Looser monetary policy is a dangerous combination paired with the aggressive weakening of financial regulation by Jerome Powell’s Fed
“The C.F.P.B. should make sure companies are complying with all emergency protections on the books, and maximizing assistance to consumers to prevent garnishments, foreclosures and repossessions,” said Linda Jun, senior policy counsel at Americans for Financial Reform.
In The News: Rashida Tlaib and AOC have a proposal for a fairer, greener financial system — public banking (Vox)
“It’s basically a way to finance state and local investment that doesn’t go through Wall Street and doesn’t leave the community and turn into a windfall for shareholders,” said Porter McConnell, the campaign director of advocacy group Take On Wall Street. “This is more about community development.”
“Even in a government full of people without the integrity, will or courage to do the right thing, most of the agencies stand down — or at least pretend to — when ordered by the courts. But not the Department of Education under Secretary Betsy DeVos, who seems to have been only further animated by her losses in court over her efforts to deny the rightful debt cancellations owed to people who attended predatory, for-profit colleges, borrowers who are disproportionately women and people of color, and often now working in front-line jobs.”
Every federal agency must dedicate all regulatory resources to addressing COVID-19 and the enforcement of rules meant to protect public health, consumers, investors and retirees, and the integrity and stability of the markets. The pursuit of any non-crisis-related rulemaking would be a misallocation of limited resources that distracts needed focus from U.S. public health and welfare, and financial stability.
State and local governments are the main providers of basic public services in the U.S. They are on the front lines of combating the Covid-19 pandemic, the most serious public-health threat in a century. But it’s unlikely these governments will have the funds they need to fight the epidemic properly unless Congress acts to require the Federal Reserve to expand state and local fiscal powers.
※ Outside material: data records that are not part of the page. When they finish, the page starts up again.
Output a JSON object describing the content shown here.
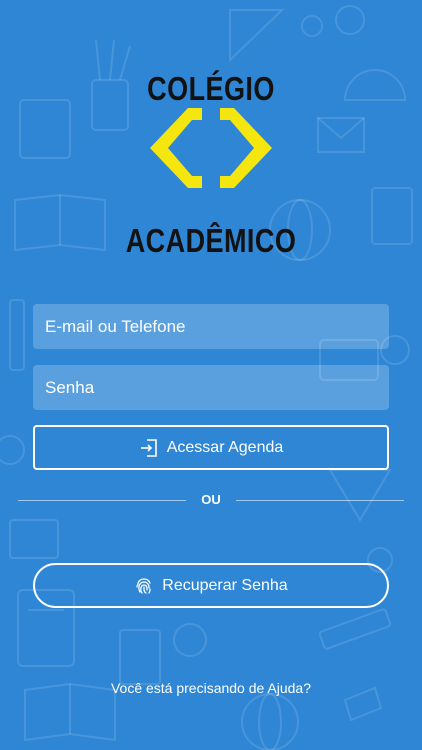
{
  "brand": {
    "line1": "COLÉGIO",
    "line2": "ACADÊMICO",
    "emblem_color": "#f5e60f"
  },
  "form": {
    "email_placeholder": "E-mail ou Telefone",
    "password_placeholder": "Senha",
    "login_label": "Acessar Agenda",
    "login_icon": "sign-in-icon"
  },
  "divider": {
    "label": "OU"
  },
  "recover": {
    "label": "Recuperar Senha",
    "icon": "fingerprint-icon"
  },
  "help": {
    "label": "Você está precisando de Ajuda?"
  },
  "theme": {
    "background": "#2e86d5",
    "text": "#ffffff",
    "brand_text": "#121212"
  }
}
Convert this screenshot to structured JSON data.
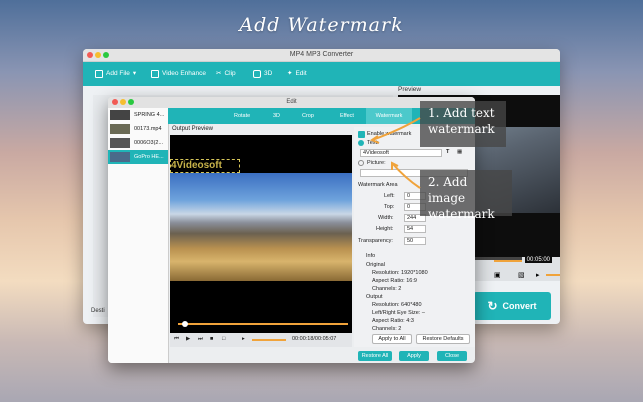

As Lisa Donner, executive director of Americans for Financial Reform, put it, last year, the CFPB “was constructed really deliberately to protect ordinary people,” and the Trump administration has “taken it apart — dismantled it, piece by piece, brick by brick.” I [Leandra English] am honored to join DFS Superintendent Linda A. Lacewell’s team to ensure that as Washington retreats, New York continues to lead.